* **Exercise inputs**

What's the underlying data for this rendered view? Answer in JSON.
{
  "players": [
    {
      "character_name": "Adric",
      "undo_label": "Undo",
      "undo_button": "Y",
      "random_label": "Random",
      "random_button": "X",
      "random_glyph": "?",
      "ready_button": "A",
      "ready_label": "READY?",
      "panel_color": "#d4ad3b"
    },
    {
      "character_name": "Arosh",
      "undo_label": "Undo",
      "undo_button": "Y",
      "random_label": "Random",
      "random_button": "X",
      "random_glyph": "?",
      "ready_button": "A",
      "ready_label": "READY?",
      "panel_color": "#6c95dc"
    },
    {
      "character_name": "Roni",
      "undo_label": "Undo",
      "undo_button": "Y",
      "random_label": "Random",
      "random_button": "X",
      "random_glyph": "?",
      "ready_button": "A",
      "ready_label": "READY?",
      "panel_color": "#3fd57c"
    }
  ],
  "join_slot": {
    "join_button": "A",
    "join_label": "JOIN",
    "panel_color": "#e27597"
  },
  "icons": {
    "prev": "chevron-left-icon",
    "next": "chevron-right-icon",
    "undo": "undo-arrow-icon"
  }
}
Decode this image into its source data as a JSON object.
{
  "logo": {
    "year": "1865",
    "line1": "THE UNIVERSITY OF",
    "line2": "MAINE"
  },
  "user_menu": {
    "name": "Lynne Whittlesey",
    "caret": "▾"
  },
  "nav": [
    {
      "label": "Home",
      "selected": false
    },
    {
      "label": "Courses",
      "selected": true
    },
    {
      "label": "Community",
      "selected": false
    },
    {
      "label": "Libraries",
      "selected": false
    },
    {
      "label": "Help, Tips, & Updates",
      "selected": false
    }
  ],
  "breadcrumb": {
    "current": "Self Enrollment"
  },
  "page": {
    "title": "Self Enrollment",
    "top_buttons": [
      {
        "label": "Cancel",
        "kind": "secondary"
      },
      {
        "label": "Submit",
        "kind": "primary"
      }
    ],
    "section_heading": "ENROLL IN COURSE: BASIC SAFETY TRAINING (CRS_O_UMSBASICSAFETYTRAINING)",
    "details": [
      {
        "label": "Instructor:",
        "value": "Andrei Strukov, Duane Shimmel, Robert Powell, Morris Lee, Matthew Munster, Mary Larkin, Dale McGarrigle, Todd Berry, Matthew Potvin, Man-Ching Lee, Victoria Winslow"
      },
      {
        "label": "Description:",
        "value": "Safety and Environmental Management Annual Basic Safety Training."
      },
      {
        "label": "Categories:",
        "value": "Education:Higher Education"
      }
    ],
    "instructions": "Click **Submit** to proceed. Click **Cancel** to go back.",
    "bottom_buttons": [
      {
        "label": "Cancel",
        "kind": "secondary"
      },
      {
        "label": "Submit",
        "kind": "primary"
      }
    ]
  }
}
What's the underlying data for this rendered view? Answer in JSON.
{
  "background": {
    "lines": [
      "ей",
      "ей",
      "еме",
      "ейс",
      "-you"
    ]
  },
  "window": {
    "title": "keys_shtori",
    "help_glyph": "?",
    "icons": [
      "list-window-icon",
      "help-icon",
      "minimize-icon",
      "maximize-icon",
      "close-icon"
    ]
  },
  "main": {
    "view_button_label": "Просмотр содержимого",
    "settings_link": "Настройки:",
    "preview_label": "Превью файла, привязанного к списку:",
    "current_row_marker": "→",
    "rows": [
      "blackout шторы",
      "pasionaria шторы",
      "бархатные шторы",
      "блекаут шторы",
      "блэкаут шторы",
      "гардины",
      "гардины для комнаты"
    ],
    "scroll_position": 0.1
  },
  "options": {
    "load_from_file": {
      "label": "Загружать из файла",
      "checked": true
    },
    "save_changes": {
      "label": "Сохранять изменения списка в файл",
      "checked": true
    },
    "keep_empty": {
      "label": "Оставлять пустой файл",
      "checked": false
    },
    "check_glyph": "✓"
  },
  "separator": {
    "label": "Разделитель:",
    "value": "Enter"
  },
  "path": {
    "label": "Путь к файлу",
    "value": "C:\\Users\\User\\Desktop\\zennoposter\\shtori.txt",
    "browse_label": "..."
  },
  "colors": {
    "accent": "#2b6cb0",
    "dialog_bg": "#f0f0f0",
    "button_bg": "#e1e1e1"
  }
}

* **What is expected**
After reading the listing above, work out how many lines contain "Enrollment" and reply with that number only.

* **Result**
2